[Dataset items]

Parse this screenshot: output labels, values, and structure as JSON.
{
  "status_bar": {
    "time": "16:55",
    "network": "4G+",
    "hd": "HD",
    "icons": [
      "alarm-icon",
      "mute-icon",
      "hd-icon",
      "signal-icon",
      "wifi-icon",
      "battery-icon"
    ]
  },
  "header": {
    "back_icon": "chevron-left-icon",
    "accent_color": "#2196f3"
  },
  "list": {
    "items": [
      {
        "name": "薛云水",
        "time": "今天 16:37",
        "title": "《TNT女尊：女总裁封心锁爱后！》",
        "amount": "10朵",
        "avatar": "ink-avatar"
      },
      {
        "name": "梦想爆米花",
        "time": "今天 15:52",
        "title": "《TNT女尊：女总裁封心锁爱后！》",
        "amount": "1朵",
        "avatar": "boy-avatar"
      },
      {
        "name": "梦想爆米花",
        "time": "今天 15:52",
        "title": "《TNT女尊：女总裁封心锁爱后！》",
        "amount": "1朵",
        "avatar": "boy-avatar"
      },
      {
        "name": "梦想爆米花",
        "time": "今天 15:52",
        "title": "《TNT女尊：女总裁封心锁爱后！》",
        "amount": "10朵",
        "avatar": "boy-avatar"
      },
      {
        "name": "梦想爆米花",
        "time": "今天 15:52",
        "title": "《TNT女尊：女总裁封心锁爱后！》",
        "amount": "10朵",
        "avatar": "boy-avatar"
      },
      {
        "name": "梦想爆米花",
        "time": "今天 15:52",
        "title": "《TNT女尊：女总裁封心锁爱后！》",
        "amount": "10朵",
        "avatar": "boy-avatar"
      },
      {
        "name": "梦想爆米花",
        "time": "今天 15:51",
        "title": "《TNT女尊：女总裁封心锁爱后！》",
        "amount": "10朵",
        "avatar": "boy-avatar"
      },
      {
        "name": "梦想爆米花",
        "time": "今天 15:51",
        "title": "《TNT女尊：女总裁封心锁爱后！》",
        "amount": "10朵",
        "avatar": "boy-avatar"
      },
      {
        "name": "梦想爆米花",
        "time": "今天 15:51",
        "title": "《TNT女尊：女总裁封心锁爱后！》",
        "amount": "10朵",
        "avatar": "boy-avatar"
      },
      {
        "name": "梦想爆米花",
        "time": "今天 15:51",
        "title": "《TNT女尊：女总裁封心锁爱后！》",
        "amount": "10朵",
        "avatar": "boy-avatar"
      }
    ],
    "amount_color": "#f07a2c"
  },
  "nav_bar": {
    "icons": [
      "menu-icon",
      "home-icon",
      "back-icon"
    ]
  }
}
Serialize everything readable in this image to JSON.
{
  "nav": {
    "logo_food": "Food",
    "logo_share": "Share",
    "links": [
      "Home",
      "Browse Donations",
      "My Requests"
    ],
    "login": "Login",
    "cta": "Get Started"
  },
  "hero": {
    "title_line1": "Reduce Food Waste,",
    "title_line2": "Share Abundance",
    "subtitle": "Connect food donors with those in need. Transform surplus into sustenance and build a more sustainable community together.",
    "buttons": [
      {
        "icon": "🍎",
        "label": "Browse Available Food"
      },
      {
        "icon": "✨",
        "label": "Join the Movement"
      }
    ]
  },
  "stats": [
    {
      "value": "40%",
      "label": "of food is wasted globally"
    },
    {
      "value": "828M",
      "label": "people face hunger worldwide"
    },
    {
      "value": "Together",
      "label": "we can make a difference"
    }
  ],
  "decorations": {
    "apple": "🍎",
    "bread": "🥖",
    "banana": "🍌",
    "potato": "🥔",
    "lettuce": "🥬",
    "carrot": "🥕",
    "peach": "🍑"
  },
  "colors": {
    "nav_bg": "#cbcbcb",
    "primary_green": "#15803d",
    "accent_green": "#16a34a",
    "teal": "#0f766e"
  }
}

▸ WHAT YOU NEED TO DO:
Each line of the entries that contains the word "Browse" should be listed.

▸ ANSWER BOX:
      "Browse Donations",
        "label": "Browse Available Food"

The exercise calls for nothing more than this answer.